The Great Dairy Deception and Why You’ll Thrive Without Milk
Author: Alissa Hamilton
Publisher: William Morrow
Edition: Kindle, ibooks
I bought it on Amazon Prime.
My interest in nutrition gave me the desire to read this book because I wanted to be aware of the questions asked. And to see if there are valid reference sources backing up the claims made. The book deals with the question, “Is milk good for you?”
The author’s purpose is to discuss how milk has come to occupy its position in our world today. She also wants to have us question our own position on this product and its place in our food supply.
- Why has there been so much government support for the dairy industry?
- How did the facts get so twisted?
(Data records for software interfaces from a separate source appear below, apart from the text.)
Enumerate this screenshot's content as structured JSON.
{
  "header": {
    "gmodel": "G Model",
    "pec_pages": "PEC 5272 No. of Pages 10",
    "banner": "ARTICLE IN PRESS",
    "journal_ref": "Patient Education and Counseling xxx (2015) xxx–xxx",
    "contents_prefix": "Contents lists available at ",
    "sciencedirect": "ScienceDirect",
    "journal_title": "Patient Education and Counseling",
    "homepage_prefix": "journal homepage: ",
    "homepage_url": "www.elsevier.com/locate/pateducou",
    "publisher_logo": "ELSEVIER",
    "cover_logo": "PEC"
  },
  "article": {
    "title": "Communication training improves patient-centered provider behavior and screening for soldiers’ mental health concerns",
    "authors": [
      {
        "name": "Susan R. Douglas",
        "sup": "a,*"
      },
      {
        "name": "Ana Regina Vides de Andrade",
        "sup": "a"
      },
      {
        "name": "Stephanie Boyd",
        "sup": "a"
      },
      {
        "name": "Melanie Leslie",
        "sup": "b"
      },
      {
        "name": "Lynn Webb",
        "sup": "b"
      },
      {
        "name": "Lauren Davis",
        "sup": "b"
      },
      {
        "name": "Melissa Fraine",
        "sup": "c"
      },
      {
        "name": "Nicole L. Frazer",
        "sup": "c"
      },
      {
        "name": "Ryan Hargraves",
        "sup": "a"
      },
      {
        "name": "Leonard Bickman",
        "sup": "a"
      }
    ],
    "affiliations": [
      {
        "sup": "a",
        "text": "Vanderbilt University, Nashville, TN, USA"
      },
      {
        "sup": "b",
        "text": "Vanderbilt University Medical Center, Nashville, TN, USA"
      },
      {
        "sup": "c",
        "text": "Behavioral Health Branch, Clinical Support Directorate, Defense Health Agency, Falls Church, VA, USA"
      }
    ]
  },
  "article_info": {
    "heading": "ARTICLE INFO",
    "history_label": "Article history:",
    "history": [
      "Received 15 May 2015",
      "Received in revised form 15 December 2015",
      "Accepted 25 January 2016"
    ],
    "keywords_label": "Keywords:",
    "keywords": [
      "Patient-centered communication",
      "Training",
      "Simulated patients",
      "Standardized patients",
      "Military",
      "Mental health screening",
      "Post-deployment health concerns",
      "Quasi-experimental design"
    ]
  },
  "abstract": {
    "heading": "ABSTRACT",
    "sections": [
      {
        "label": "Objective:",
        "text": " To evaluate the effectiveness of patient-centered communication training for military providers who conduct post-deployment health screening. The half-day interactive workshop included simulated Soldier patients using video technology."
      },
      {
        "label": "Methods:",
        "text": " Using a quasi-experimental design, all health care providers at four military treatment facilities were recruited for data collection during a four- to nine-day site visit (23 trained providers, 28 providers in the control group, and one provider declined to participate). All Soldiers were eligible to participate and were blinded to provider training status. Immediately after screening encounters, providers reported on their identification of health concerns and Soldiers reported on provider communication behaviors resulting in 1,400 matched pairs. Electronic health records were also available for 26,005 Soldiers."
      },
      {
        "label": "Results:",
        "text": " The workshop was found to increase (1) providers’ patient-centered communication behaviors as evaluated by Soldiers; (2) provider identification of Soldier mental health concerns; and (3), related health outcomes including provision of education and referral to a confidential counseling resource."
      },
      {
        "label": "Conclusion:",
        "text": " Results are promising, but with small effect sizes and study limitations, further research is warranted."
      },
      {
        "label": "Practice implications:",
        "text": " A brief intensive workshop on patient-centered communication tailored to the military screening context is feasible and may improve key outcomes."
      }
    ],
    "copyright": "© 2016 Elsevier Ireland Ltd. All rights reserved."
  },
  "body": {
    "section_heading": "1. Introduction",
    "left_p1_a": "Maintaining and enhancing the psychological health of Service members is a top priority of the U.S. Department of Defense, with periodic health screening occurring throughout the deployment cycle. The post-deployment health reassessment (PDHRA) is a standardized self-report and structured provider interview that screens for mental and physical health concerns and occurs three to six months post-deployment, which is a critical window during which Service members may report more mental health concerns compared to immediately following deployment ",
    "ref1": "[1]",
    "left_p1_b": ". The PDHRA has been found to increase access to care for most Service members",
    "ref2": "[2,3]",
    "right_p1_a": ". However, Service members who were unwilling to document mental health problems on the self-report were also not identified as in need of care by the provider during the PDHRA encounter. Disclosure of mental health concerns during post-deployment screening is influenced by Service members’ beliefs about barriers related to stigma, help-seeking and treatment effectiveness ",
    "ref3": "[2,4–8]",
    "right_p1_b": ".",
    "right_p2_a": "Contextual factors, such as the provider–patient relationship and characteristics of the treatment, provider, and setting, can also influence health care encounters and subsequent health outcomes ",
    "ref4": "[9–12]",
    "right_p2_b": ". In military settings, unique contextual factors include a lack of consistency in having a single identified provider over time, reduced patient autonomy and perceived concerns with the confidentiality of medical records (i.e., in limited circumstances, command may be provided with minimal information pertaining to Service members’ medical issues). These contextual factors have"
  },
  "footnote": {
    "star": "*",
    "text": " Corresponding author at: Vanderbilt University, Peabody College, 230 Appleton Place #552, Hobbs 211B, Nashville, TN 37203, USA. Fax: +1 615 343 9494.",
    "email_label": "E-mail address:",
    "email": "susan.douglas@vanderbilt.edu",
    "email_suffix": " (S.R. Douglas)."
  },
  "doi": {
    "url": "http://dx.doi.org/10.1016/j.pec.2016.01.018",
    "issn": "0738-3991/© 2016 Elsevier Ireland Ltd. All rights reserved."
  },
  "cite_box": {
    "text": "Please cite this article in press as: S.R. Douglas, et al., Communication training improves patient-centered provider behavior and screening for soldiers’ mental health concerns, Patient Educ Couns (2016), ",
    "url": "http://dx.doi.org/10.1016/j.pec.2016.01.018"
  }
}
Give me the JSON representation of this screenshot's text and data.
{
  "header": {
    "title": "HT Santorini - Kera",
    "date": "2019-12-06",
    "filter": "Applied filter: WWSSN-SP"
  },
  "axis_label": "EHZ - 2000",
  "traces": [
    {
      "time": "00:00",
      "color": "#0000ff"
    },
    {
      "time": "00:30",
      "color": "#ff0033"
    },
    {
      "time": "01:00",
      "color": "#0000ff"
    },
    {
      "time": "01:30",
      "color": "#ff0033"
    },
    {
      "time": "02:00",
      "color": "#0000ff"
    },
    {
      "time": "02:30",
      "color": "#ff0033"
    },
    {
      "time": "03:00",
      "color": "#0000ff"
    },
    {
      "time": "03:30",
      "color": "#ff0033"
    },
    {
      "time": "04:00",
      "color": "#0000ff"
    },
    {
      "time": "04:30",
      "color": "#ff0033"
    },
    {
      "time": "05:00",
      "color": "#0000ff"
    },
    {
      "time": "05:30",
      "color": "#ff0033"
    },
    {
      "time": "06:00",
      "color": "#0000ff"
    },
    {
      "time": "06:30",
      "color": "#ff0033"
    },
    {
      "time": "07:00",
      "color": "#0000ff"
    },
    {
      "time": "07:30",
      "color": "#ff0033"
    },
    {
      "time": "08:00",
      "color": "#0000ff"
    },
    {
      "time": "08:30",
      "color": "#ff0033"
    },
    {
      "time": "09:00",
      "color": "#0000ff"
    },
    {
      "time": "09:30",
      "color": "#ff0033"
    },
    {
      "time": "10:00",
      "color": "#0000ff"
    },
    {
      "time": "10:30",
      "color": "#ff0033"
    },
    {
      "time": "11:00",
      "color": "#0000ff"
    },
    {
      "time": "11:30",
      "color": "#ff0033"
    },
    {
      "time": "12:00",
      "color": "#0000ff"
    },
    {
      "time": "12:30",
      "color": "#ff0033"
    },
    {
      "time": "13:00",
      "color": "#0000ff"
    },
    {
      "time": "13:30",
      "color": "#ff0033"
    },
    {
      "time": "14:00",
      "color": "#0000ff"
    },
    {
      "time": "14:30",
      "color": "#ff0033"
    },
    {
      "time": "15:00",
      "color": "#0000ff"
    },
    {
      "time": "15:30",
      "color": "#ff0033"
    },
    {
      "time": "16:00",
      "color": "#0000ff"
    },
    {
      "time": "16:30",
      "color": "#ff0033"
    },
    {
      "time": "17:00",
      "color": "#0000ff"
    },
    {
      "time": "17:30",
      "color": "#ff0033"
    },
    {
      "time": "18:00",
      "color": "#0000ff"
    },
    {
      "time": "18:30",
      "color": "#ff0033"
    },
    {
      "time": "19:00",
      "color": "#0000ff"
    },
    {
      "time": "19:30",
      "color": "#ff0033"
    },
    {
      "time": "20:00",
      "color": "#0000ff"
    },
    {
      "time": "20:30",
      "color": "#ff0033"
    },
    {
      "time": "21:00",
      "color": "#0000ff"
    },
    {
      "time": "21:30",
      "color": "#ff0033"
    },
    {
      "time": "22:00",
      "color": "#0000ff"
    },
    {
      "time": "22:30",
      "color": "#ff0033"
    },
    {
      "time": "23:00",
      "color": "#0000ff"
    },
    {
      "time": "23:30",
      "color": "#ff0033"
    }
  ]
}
Did they get twisted?
- Does milk really contribute to a healthy lifestyle?
- Are dairy industry claims about nutrients in milk true?
- Can those same nutrients be more readily obtained elsewhere?
- Are those same nutrients more economically available elsewhere?
- We need calcium, but cows don’t produce milk, they eat grasses that contain calcium. Why not cut out the middle man and skip all that milkfat.
- Conflicting Claims regarding the merits of milk.
The book starts off questioning why we believe the claims the dairy industry makes without questioning them. She explains their marketing history and how they have built such a reputation.
Over the last several years I have been researching and studying nutrition in depth. I am coming to the conclusion that we, as a society, have only very recently begun to understand nutrition.
Are we Victims of Marketing?
The dairy industry has done a great job convincing us that their products are absolutely necessary for our own health. But we are now looking seriously at the levels of obesity, and becoming more aware of nutritional science. Many people no longer blindly accept the marketing claims that are put forth.
Reading the history as laid out in this book is quite interesting. I saw my own family and my childhood in many of the chapters. The book provides a review of the nutrients in milk. The discussion of their actual nutritive value that follows compared to other food sources is eye opening.
One particular note is the impact of cow’s milk on children born by caesarian birth as opposed to vaginal birth. You will want to check that out!
The author provides a list of references for all sources of information in this book. I have checked into several claims using the references provided and found the sources very credible. But don’t take my word for that, check it out yourself.
It is a worthwhile read and provides a lot of useful information. I enjoyed reading this book. Like most of you, I grew up drinking milk because everyone said I must. When I stopped drinking it regularly, I am not exactly sure. I think it was in my teenage years. Why I stopped, I am not sure, seems I just didn’t like it anymore. Now I use Silk on my cereal when I have it, and we just don’t have milk in the house.
Let me know your opinion.